> EXERCISE OBJECTIVE: Each line below should be retyped exactly, with no pictures.
BEGIN
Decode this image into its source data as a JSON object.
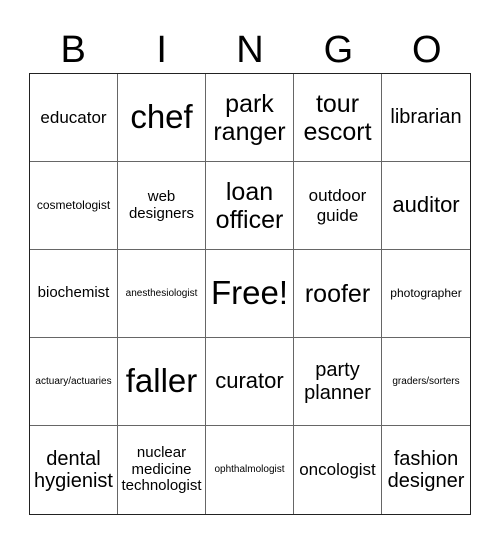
{
  "header": {
    "letters": [
      "B",
      "I",
      "N",
      "G",
      "O"
    ]
  },
  "board": {
    "rows": [
      [
        "educator",
        "chef",
        "park ranger",
        "tour escort",
        "librarian"
      ],
      [
        "cosmetologist",
        "web designers",
        "loan officer",
        "outdoor guide",
        "auditor"
      ],
      [
        "biochemist",
        "anesthesiologist",
        "Free!",
        "roofer",
        "photographer"
      ],
      [
        "actuary/actuaries",
        "faller",
        "curator",
        "party planner",
        "graders/sorters"
      ],
      [
        "dental hygienist",
        "nuclear medicine technologist",
        "ophthalmologist",
        "oncologist",
        "fashion designer"
      ]
    ],
    "free_space": "Free!"
  }
}
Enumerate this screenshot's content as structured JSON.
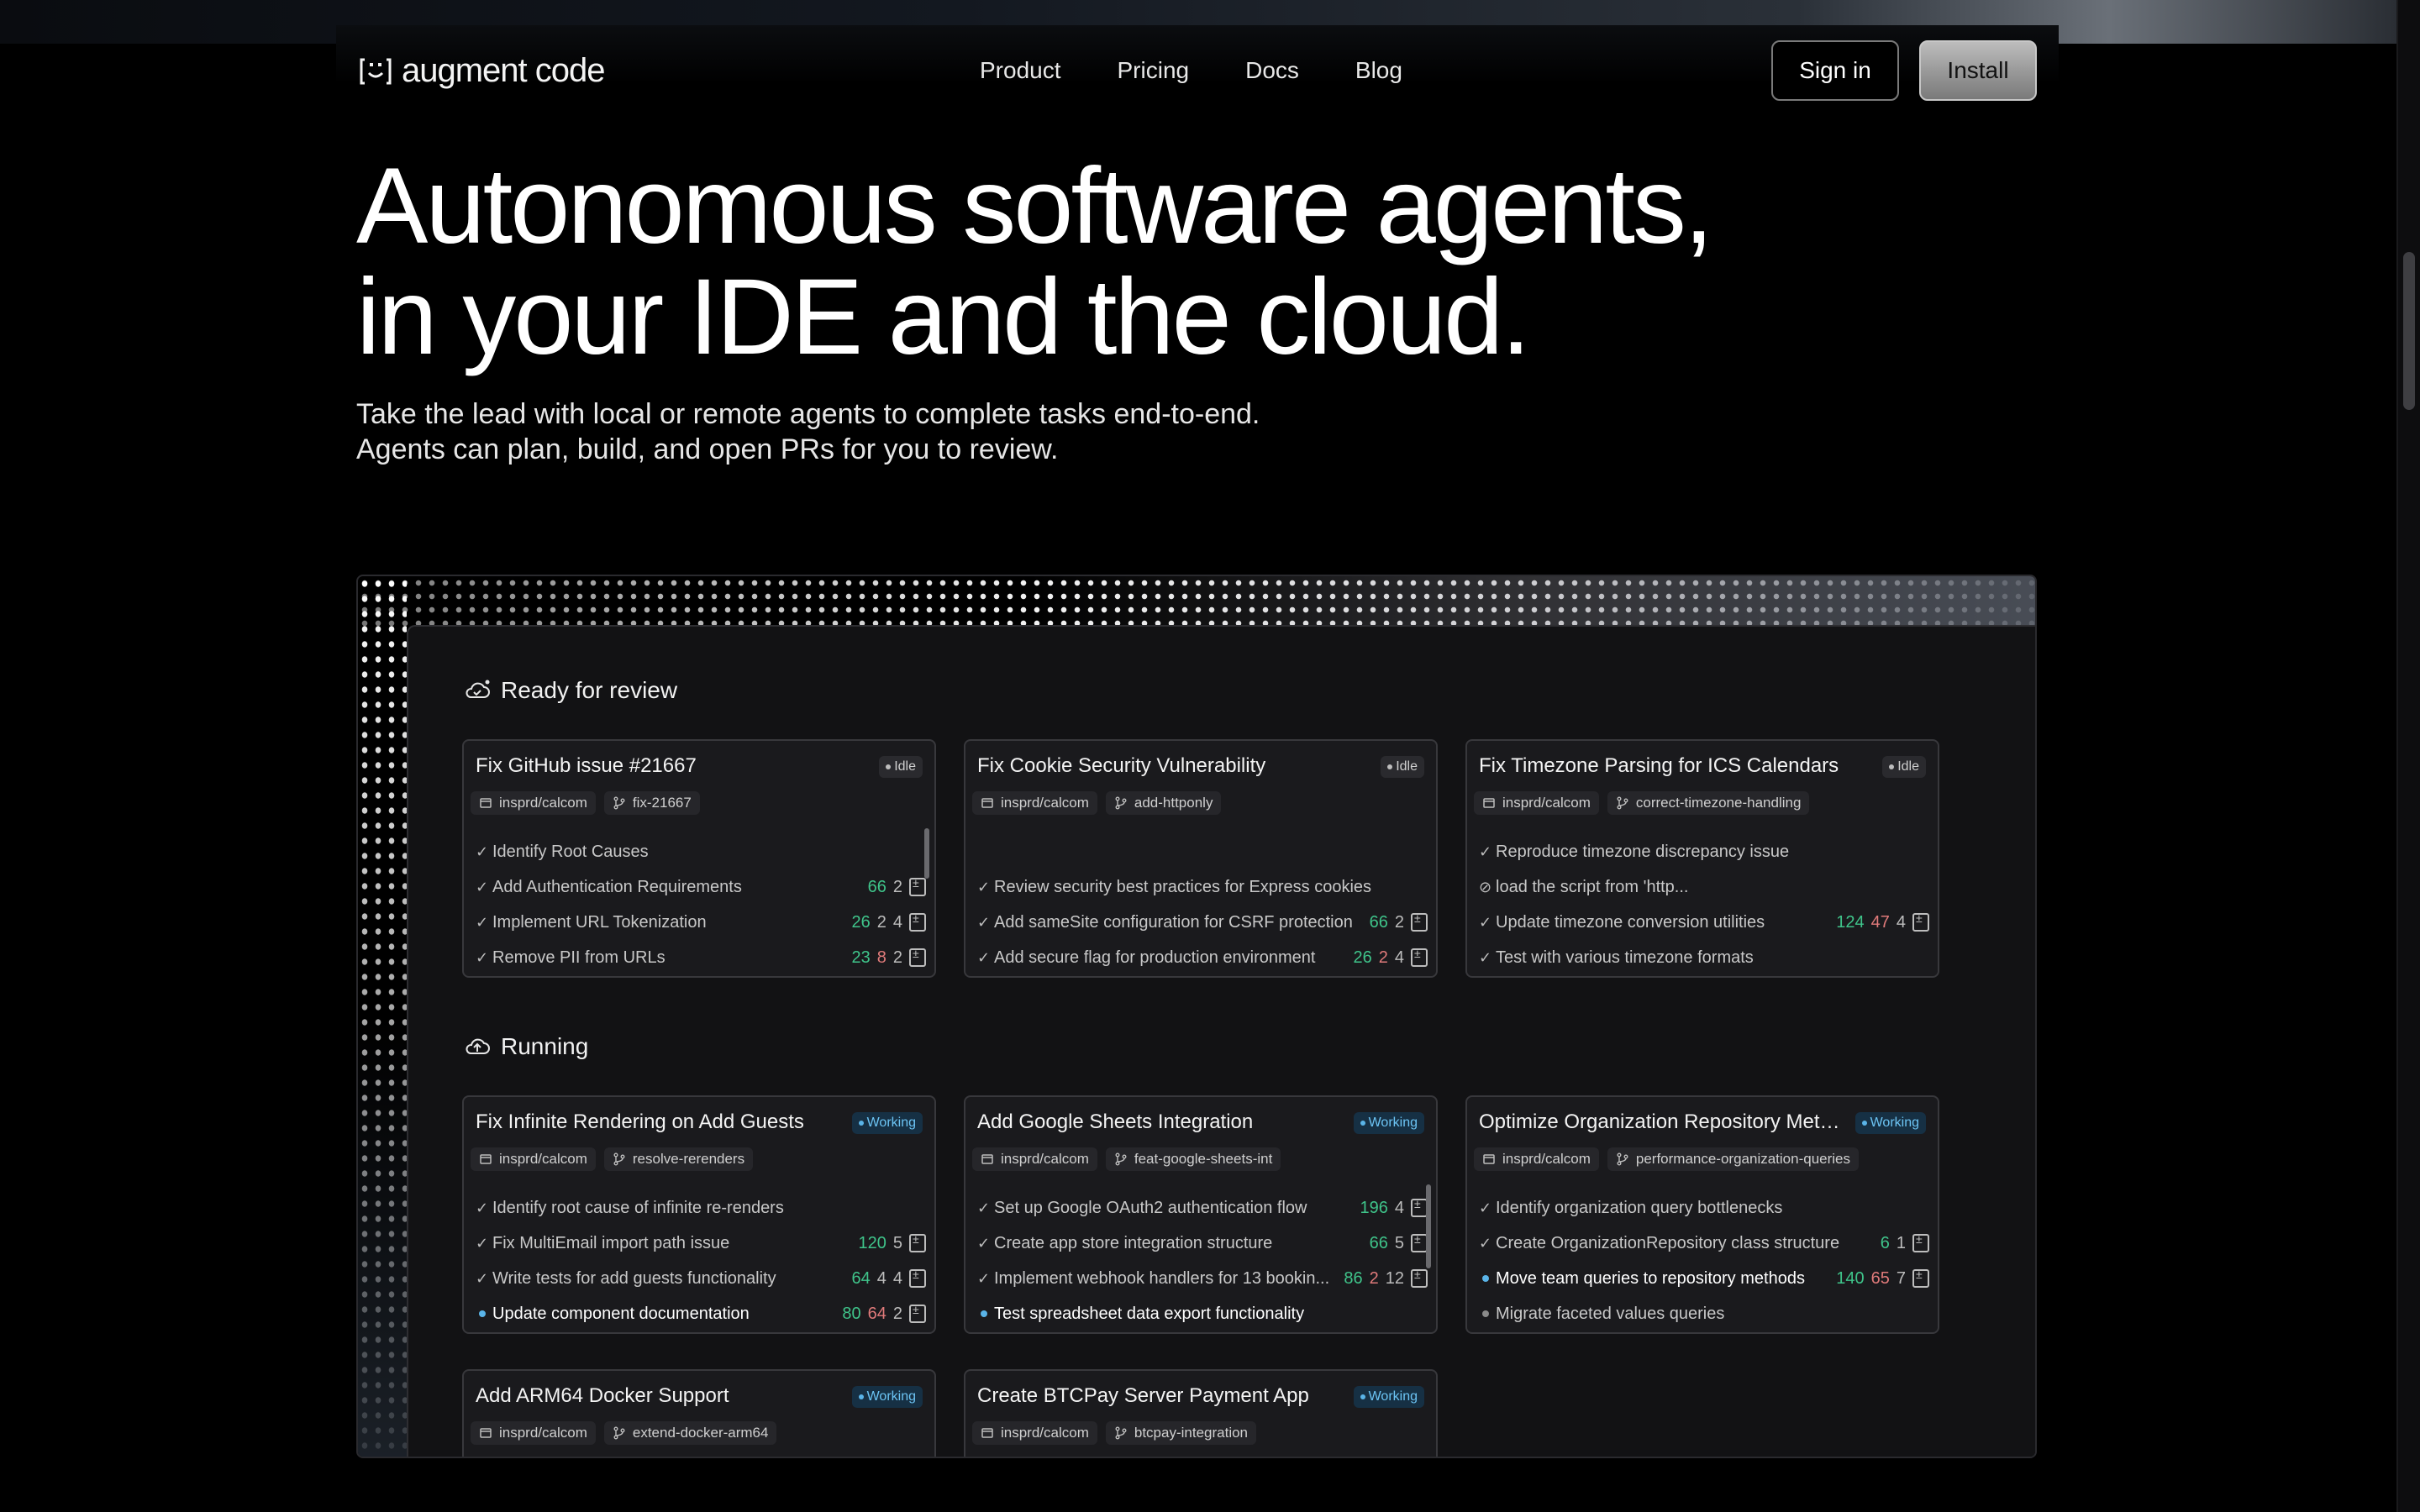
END
> EXERCISE RESULT:
Decode this image into its source data as a JSON object.
{
  "header": {
    "letters": [
      "B",
      "I",
      "N",
      "G",
      "O"
    ]
  },
  "board": {
    "rows": [
      [
        "educator",
        "chef",
        "park ranger",
        "tour escort",
        "librarian"
      ],
      [
        "cosmetologist",
        "web designers",
        "loan officer",
        "outdoor guide",
        "auditor"
      ],
      [
        "biochemist",
        "anesthesiologist",
        "Free!",
        "roofer",
        "photographer"
      ],
      [
        "actuary/actuaries",
        "faller",
        "curator",
        "party planner",
        "graders/sorters"
      ],
      [
        "dental hygienist",
        "nuclear medicine technologist",
        "ophthalmologist",
        "oncologist",
        "fashion designer"
      ]
    ],
    "free_space": "Free!"
  }
}
Enumerate this screenshot's content as structured JSON.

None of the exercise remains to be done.